Investing.com - The U.S. dollar edged higher against the Canadian dollar on Monday, in spite of crude oil prices being close to nine-month highs, as concerns over the conflict in Iraq underpinned safe haven demand for the greenback.
USD/CAD edged up 0.12% to 1.0869 from 1.0853 late Friday.
The pair was likely to find support at 1.0821, the low of May 30 and resistance at 1.0905, Wednesday’s high.
Crude oil prices touched session highs of $106.78 on Monday, as concerns over the ongoing Sunni insurgency in Iraq fuelled fears over the impact of reduced output from one of the world''s largest oil producers.

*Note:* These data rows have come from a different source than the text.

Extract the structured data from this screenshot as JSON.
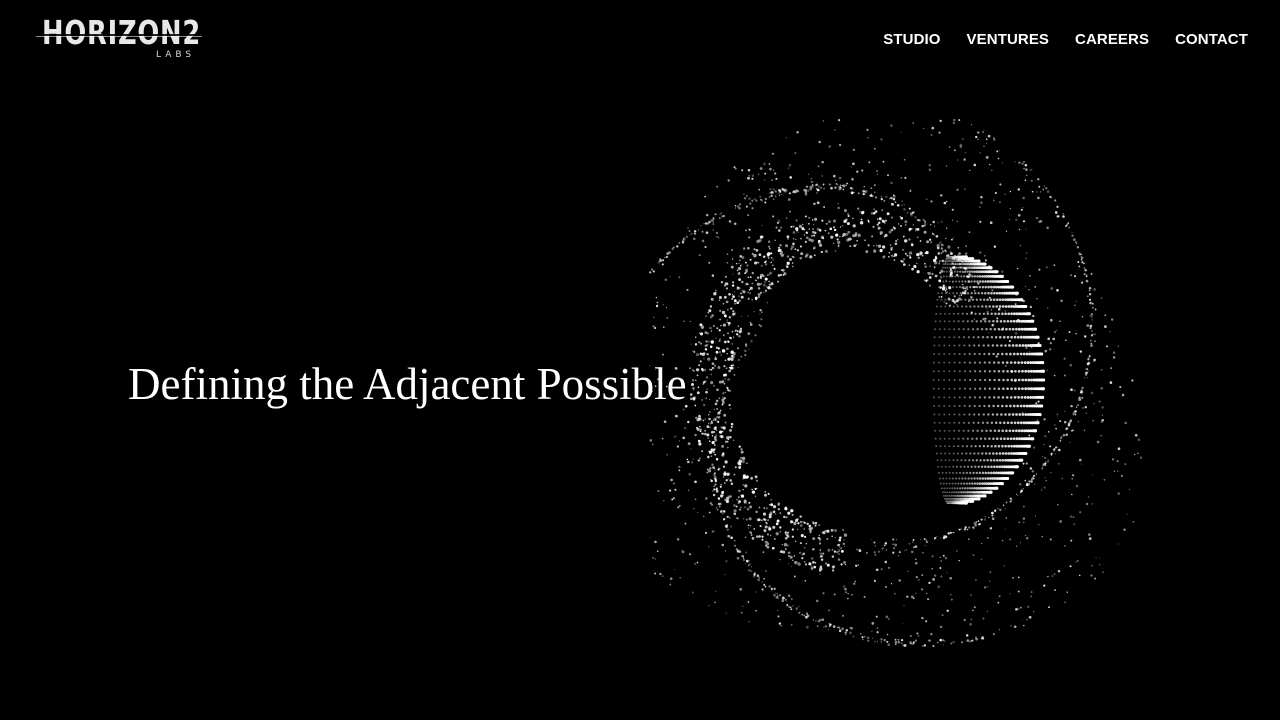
{
  "brand": {
    "name": "HORIZON2",
    "sub": "LABS"
  },
  "nav": {
    "items": [
      {
        "label": "STUDIO"
      },
      {
        "label": "VENTURES"
      },
      {
        "label": "CAREERS"
      },
      {
        "label": "CONTACT"
      }
    ]
  },
  "hero": {
    "title": "Defining the Adjacent Possible",
    "visual_icon": "particle-sphere-graphic"
  },
  "colors": {
    "background": "#000000",
    "text": "#ffffff"
  }
}
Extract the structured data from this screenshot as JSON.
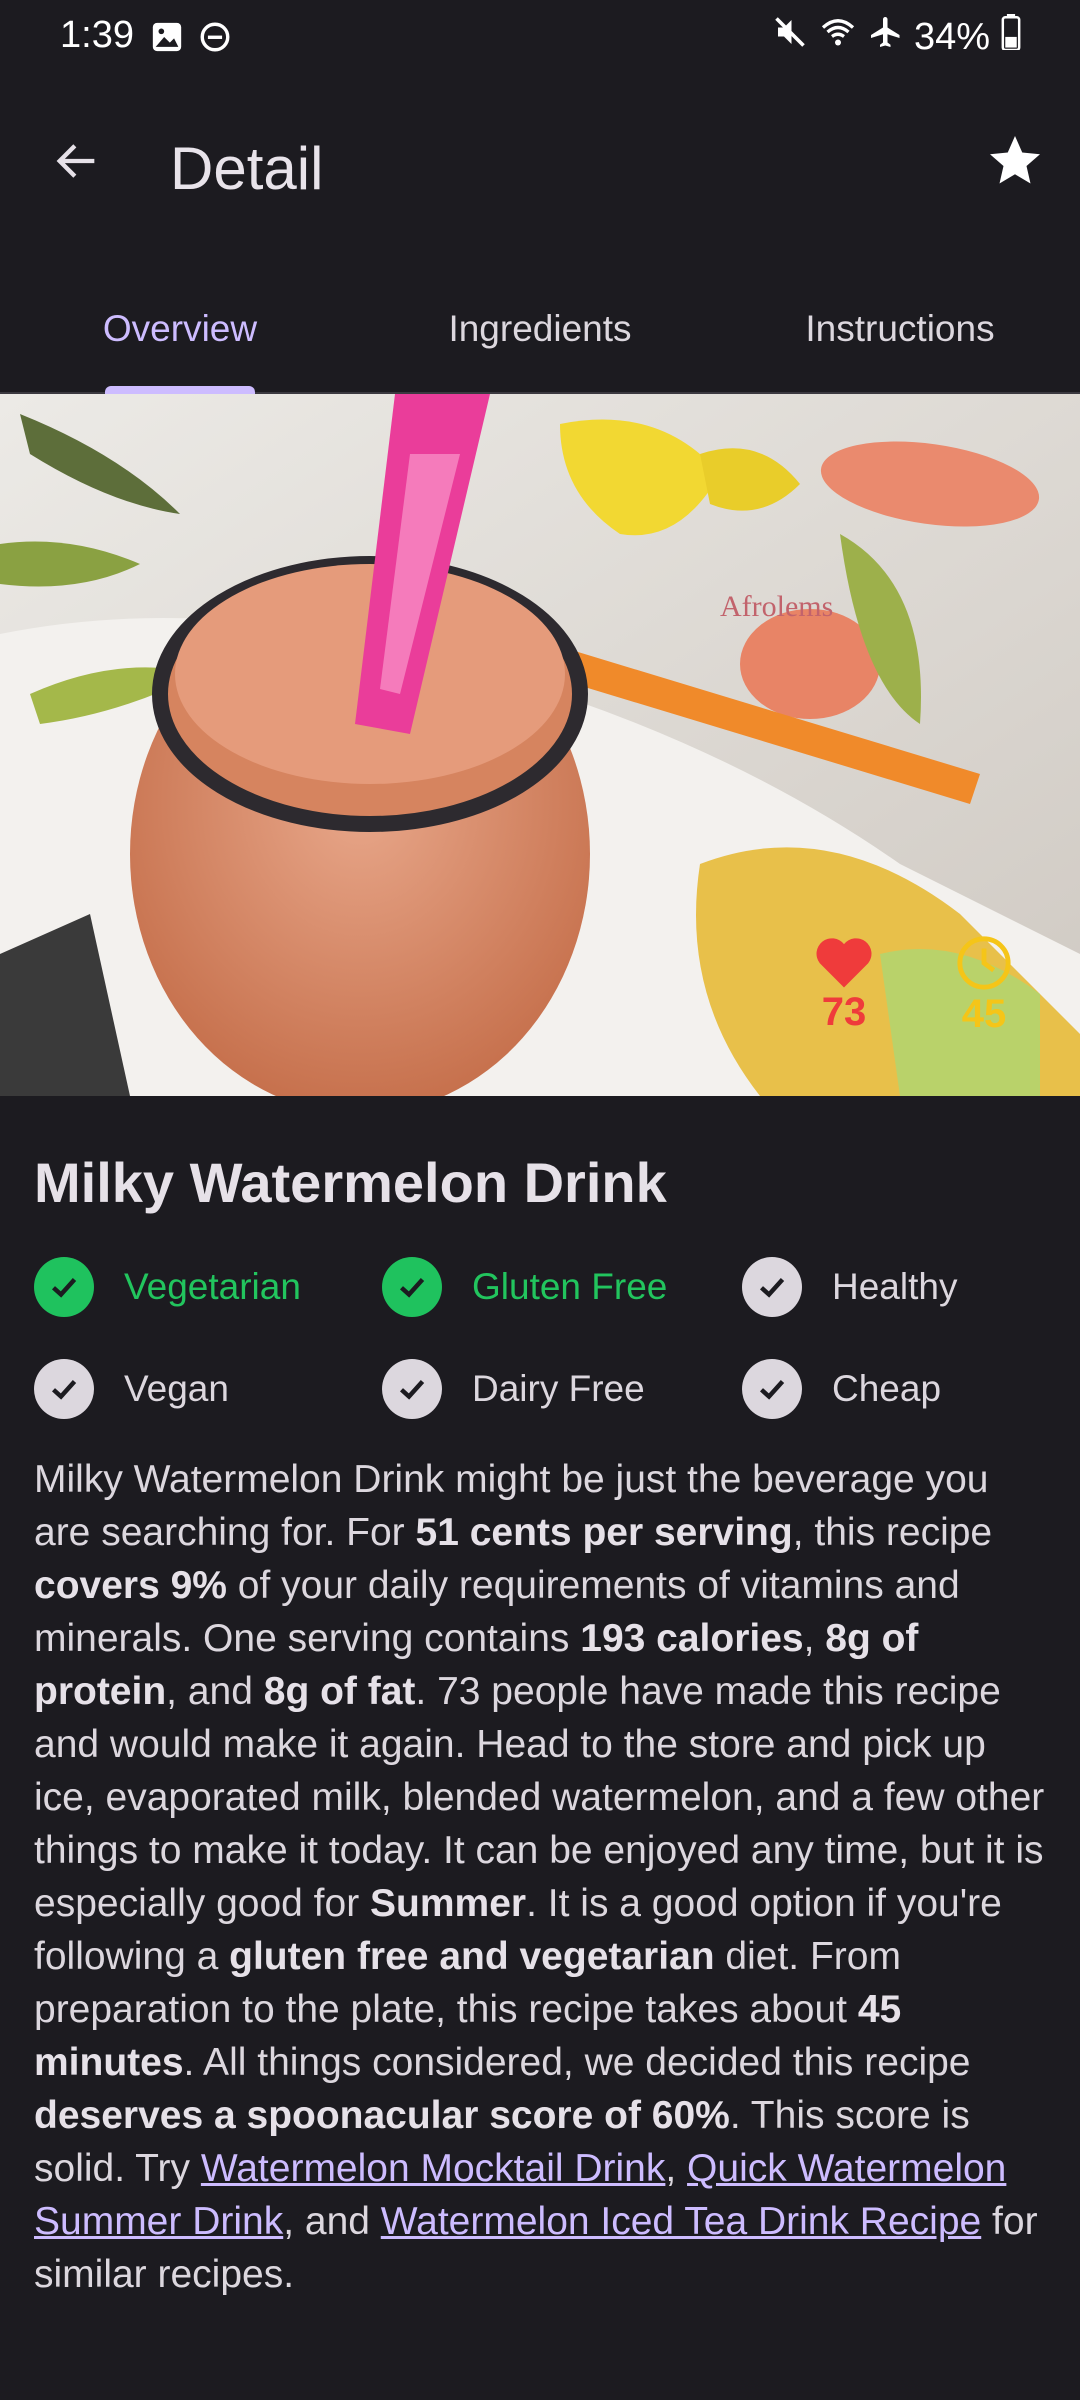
{
  "status_bar": {
    "time": "1:39",
    "battery": "34%",
    "icons": [
      "image-icon",
      "dnd-icon",
      "mute-icon",
      "wifi-icon",
      "airplane-icon",
      "battery-icon"
    ]
  },
  "app_bar": {
    "title": "Detail",
    "back_icon": "arrow-left-icon",
    "favorite_icon": "star-icon"
  },
  "tabs": [
    {
      "label": "Overview",
      "active": true
    },
    {
      "label": "Ingredients",
      "active": false
    },
    {
      "label": "Instructions",
      "active": false
    }
  ],
  "hero": {
    "watermark": "Afrolems",
    "likes": "73",
    "minutes": "45",
    "likes_color": "#ef3b3b",
    "time_color": "#f5c518"
  },
  "recipe": {
    "title": "Milky Watermelon Drink",
    "tags": [
      {
        "label": "Vegetarian",
        "active": true
      },
      {
        "label": "Gluten Free",
        "active": true
      },
      {
        "label": "Healthy",
        "active": false
      },
      {
        "label": "Vegan",
        "active": false
      },
      {
        "label": "Dairy Free",
        "active": false
      },
      {
        "label": "Cheap",
        "active": false
      }
    ],
    "description": {
      "p1": "Milky Watermelon Drink might be just the beverage you are searching for. For ",
      "b1": "51 cents per serving",
      "p2": ", this recipe ",
      "b2": "covers 9%",
      "p3": " of your daily requirements of vitamins and minerals. One serving contains ",
      "b3": "193 calories",
      "p4": ", ",
      "b4": "8g of protein",
      "p5": ", and ",
      "b5": "8g of fat",
      "p6": ". 73 people have made this recipe and would make it again. Head to the store and pick up ice, evaporated milk, blended watermelon, and a few other things to make it today. It can be enjoyed any time, but it is especially good for ",
      "b6": "Summer",
      "p7": ". It is a good option if you're following a ",
      "b7": "gluten free and vegetarian",
      "p8": " diet. From preparation to the plate, this recipe takes about ",
      "b8": "45 minutes",
      "p9": ". All things considered, we decided this recipe ",
      "b9": "deserves a spoonacular score of 60%",
      "p10": ". This score is solid. Try ",
      "l1": "Watermelon Mocktail Drink",
      "p11": ", ",
      "l2": "Quick Watermelon Summer Drink",
      "p12": ", and ",
      "l3": "Watermelon Iced Tea Drink Recipe",
      "p13": " for similar recipes."
    }
  }
}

While higher oil prices normally boost the commodity-linked Canadian dollar, the flight to safety arising from the conflict and concerns over the impact on global economic growth offset that.
In the U.S., data on Monday showed that manufacturing activity in the Empire State expanded more quickly than forecast in June.
The Federal Reserve Bank of New York said that its general business conditions index increased to 19.28 this month from a reading of 19.01 in May. Analysts had expected the index to decline to 15.0.
The report indicated that labor market conditions continued to improve, with indexes pointing to a modest increase in employment levels and hours worked.
A separate report showed that foreign investors’ acquisitions of Canadian securities increased in April.
Foreign investment totalled C$10.13 billion in April, above expectations for purchases of C$4.27 billion. Foreign investors sold C$1.41 billion worth of Canadian securities in March.
At the same time, Canadian investment in foreign securities slowed to C$2.5 billion.
Elsewhere Monday, the euro pushed higher against the Canadian dollar, with EUR/CAD rising 0.26% to 1.4736, recovering from the six month trough of 1.4669 set last Thursday.
The euro has weakened broadly since the European Central Bank eased monetary policy earlier this month, in a bid to tackle persistently low levels on inflation in the euro area.
Data released on Monday confirmed that the annual rate of inflation in the euro zone remained unchanged at a four-and-a-half year low of 0.5% in May.